Mountain Wheels: Volvo’s hybrid XC60 and BMW’s 330e mix performance with electric bonuses
I recently had a somewhat animated request to entirely stop reviewing gasoline powered vehicles, forever. While I understand the urgency of that request, my anecdotal read on electric vehicle saturation, especially in Summit County, suggests that’s a pretty tall order, especially overnight.
As a way of moving the needle, however, let’s continue to address some other hybrid options. More EVs are headed my way for tests in the coming weeks, but I find they often don’t turn out to be actively marketed for winter use. Let’s see if things have changed this winter.
Volvo, which positioned itself as the first carmaker to promise to dump gasoline motors from its entire lineup (as many others have now promised to do), so far hasn’t offered us much info about its new C40 and XC40 all-electrics. You might remember the Polestar 2 I drove last spring that is built on a similar platform.
My time in the full-size XC90 hybrid also suggested that real-world fuel savings were not really part of the equation. However, if you’d like a hybrid experience that more fully delivers, the one-size smaller XC60 Recharge — base priced at $61,000 and tested at $71,340 as a top-of-the-line T8 Inscription model — channels the same powertrain as the XC90 into a more sprightly, responsive and semi-decent mileage kind of situation.
Besides the slightly hovercraft-styled reality of the vehicle’s four-corner air suspension system, which set itself down on top of curbs when I parked a couple of times, the 60 seems like a more practical use of the electrified platform. That air system is also helpful if you do want to lightly go off-roading, as it will give you significant lift when you want it.
It’s still 400 horsepower with 472 pound-feet of torque — and it’s still got just about 19 miles of full-electric range — but I found it easier to push the mileage into the 30-mpg range, depending on how hard you drive it. Officially, it’s rated at 57 mpg of gasoline-equivalent, or 27 mpg for its gas-only engine.

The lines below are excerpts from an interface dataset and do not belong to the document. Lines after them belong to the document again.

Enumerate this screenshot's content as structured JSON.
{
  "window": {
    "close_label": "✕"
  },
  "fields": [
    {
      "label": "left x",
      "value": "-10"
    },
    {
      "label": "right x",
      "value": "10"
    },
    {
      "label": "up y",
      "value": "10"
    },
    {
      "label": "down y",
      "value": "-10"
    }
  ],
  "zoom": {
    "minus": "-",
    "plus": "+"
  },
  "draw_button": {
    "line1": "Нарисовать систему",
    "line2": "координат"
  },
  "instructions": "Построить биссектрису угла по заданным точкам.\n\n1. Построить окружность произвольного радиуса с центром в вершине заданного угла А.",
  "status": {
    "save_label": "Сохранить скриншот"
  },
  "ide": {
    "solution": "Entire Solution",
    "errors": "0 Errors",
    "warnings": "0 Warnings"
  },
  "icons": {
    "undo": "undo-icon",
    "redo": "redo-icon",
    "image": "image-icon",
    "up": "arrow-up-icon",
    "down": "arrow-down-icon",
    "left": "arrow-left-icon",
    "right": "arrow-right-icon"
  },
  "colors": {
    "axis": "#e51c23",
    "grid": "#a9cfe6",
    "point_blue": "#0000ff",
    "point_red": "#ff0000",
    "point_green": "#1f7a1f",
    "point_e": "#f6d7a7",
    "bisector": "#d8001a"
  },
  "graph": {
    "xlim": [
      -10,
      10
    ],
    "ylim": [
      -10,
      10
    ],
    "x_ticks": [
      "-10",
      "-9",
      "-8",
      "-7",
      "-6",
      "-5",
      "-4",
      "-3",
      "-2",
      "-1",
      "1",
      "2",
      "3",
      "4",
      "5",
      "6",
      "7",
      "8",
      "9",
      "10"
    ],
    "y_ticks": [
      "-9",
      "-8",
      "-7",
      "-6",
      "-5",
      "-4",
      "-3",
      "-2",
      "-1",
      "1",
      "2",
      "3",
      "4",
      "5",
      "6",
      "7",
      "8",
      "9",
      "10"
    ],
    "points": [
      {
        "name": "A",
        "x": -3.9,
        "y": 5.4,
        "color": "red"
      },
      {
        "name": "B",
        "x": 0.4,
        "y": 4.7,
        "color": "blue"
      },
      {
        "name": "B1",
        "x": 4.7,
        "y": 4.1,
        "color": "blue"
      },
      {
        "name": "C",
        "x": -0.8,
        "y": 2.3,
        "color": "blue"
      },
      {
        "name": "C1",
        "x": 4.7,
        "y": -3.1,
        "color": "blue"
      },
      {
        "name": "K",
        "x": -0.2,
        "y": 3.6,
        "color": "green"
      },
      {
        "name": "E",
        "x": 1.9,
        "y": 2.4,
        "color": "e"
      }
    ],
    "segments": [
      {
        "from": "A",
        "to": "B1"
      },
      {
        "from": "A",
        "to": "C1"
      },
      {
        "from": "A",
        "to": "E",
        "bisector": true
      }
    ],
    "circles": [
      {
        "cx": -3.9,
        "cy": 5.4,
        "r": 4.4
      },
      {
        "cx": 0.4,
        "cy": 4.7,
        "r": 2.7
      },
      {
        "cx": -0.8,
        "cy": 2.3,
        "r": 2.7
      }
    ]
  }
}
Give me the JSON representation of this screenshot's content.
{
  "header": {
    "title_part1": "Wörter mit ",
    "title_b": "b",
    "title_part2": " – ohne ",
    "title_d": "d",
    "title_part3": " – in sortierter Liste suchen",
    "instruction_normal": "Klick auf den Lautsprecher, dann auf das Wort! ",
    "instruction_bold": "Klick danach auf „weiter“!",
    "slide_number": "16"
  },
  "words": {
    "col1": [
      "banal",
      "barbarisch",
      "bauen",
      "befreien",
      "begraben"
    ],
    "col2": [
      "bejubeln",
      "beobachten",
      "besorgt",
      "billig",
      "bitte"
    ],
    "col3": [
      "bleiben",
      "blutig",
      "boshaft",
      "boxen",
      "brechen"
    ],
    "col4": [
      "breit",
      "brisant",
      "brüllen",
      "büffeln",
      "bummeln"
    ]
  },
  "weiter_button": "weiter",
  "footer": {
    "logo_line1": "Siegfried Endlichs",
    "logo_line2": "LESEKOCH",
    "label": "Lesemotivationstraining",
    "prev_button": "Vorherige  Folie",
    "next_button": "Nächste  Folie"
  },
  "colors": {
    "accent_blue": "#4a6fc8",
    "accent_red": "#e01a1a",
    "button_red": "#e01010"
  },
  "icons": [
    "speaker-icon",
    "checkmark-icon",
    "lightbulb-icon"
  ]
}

All of that electric boost shows up more tangibly here and adds extra oomph to what I believe is one of the most pleasant crossovers of its size category. Like the 90, it’s super stylish, comfortable and still utilitarian, with a little less of the pure mass.
It’s also devoid of the shudder, the ambiguity and the disconnected feeling I found in the bigger vehicle as the hybrid shifts and blends between electric kick and regular gas-engine wallop. I still could never quite get used to Volvo’s paddle-operated engine braking system, which either slowed me down too much or didn’t seem to do much at all.
The design is fantastic, from its ultra-anatomical, perforated leather seats and the cream-colored cabin. The dash is low and flat and the A-pillars are thin. Though the boxy, oversize side mirrors can get in the way of some visibility, and rear headrests can be automatically dropped to provide clearer rear vision.
Rear seating will still accommodate most passengers, though the cabin is a bit more plain back there, with B-pillar mounted air conditioning and heating vents. You’ll also find reasonable storage space (63.3 cubic feet total), though the under-deck space is largely used up by batteries and the air bottles for the optional lift system.
For an equally stylish experience that also offers all the sporty response and handling of the BMW 3-Series sedan, there’s also the 330e hybrid. It is offered as a very sporty rear-wheel-drive model, starting at $42,950, or the more practical xDrive all-wheel-drive model for $2,000 more.
I had some time in the former, optioned up to $59,645 of MSport bits with pretty much everything you could throw at it, but also equipped with high-performance summer tires — last winter. Ugh. My advice is to go for the xDrive version if you are doing mountain duty.
Hybrid technology in BMW land means a 2.0-liter turbo, a hybrid battery and an electric motor which work together to provide 228 horsepower and an admirable 310 pound-feet of torque. Like the Volvo, the all-electric range is designed exclusively for short journeys (22 miles in the RWD model, 20 in the AWD), but the vehicle gets a 75 mpg of gasoline-equivalent rating, or 28 mpg for its gasoline engine alone. BMW has an arrangement with the EVgo charging network, should you be able to find an EVgo charger in your neck of the woods.
It’s also loaded with tech that manages to make a Prius look like a toaster oven. There’s a GPS-based navigation optimization system that can figure out the best spots on your commute to switch into all-electric mode, plus a magical litany of drive mode micromanagement settings.
Andy Stonehouse’s column “Mountain Wheels” publishes Saturdays in the Summit Daily News. Stonehouse has worked as an editor and writer in Colorado since 1998, focusing on automotive coverage since 2004. He lives in Golden. Contact him at email@example.com.
Support Local Journalism
Support Local Journalism
As a Summit Daily News reader, you make our work possible.
Now more than ever, your financial support is critical to help us keep our communities informed about the evolving coronavirus pandemic and the impact it is having on our residents and businesses. Every contribution, no matter the size, will make a difference.
Your donation will be used exclusively to support quality, local journalism.